**Data extracts:**
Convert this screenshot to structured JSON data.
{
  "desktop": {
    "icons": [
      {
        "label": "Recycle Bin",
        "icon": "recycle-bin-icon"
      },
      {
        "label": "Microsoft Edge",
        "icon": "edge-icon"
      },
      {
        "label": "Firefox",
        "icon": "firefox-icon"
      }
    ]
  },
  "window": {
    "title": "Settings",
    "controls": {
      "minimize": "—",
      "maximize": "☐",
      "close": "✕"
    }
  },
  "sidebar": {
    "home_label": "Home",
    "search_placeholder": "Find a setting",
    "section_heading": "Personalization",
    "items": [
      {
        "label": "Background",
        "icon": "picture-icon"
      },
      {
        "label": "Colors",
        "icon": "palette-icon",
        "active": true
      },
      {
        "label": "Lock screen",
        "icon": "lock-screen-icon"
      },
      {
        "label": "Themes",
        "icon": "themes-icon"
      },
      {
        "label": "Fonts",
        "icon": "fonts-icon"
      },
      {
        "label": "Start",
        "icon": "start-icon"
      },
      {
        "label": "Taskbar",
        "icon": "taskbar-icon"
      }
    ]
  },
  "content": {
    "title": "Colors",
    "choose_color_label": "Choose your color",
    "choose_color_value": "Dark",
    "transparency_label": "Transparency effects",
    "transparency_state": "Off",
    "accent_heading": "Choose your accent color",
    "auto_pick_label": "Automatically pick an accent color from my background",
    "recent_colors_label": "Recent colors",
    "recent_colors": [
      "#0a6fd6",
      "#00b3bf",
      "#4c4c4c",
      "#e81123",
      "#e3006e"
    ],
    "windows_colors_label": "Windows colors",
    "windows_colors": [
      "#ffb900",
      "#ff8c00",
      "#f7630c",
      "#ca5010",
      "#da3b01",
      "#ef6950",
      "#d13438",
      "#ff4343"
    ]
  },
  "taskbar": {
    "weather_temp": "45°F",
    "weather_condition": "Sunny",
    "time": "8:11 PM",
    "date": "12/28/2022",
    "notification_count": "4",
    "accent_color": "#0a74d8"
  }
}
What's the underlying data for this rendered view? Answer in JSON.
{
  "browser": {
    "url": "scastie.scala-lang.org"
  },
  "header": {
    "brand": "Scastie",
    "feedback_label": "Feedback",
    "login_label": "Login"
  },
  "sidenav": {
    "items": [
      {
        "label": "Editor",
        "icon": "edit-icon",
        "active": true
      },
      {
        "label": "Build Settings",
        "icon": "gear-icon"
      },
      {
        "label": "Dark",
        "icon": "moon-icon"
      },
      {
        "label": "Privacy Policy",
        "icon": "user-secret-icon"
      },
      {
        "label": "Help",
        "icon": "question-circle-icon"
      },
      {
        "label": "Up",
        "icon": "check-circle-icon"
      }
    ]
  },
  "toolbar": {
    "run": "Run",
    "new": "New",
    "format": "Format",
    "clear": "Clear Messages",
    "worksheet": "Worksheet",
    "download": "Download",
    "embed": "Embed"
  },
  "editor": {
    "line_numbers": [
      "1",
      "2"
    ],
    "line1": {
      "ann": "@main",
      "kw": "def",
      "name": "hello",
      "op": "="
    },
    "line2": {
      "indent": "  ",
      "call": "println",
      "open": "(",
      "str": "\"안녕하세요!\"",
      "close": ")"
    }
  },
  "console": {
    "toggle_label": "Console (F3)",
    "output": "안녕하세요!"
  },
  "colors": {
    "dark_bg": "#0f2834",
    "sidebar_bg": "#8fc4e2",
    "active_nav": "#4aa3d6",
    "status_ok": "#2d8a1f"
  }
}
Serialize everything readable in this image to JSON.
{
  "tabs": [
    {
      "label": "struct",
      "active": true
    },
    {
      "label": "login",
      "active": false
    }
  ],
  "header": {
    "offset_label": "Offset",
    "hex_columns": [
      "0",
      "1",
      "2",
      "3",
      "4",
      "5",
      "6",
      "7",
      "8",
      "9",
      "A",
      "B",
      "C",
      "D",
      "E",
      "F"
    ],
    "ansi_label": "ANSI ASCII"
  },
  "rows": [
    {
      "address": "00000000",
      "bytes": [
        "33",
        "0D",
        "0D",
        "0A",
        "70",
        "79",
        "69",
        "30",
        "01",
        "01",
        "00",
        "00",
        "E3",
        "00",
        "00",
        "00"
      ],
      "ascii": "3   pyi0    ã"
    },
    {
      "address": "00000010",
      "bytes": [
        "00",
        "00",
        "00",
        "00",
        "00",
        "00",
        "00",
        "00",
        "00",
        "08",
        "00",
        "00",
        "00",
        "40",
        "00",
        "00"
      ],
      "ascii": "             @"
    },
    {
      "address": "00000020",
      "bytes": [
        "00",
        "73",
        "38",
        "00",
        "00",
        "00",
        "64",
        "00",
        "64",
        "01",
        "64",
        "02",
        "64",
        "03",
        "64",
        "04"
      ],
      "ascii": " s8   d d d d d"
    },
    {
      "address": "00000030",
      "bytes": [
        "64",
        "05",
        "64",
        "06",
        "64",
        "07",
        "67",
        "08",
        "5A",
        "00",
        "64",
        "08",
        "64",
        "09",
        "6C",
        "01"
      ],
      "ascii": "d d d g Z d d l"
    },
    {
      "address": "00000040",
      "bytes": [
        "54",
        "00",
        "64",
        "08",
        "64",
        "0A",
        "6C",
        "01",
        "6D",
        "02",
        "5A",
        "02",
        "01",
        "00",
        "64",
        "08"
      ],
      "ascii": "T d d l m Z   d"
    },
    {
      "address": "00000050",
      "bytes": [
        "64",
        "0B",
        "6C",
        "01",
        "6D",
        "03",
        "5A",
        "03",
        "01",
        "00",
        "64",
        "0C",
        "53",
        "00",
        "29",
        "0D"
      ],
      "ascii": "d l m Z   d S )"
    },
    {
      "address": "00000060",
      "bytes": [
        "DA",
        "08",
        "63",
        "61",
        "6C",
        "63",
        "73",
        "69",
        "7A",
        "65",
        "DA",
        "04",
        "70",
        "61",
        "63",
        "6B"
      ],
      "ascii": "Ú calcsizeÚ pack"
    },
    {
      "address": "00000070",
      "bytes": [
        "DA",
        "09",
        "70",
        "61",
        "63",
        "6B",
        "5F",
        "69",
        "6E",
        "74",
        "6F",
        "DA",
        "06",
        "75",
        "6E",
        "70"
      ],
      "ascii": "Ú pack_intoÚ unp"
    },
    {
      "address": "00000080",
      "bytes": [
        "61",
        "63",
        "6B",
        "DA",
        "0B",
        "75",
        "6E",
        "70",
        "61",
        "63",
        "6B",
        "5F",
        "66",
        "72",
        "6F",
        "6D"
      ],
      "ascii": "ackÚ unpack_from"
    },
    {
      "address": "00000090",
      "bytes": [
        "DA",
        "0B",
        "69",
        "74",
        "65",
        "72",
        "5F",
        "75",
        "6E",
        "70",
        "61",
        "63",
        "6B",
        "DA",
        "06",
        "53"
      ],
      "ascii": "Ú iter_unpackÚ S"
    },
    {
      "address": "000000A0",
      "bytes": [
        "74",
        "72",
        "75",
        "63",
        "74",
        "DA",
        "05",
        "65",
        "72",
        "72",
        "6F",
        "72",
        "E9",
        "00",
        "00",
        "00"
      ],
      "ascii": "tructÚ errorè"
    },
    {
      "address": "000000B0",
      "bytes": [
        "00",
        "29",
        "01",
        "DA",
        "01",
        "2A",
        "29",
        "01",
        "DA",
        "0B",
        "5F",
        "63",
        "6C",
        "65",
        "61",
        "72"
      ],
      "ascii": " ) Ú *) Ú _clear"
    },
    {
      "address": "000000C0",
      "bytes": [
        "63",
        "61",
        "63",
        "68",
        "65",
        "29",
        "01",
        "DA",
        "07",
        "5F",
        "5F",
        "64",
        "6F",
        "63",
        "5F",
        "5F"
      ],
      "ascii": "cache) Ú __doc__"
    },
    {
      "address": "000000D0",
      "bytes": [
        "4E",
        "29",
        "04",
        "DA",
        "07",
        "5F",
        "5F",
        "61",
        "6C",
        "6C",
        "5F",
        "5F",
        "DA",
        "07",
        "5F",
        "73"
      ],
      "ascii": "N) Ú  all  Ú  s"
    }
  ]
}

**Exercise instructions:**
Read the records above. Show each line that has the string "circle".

**Exercise solution:**
        "icon": "question-circle-icon"
        "icon": "check-circle-icon"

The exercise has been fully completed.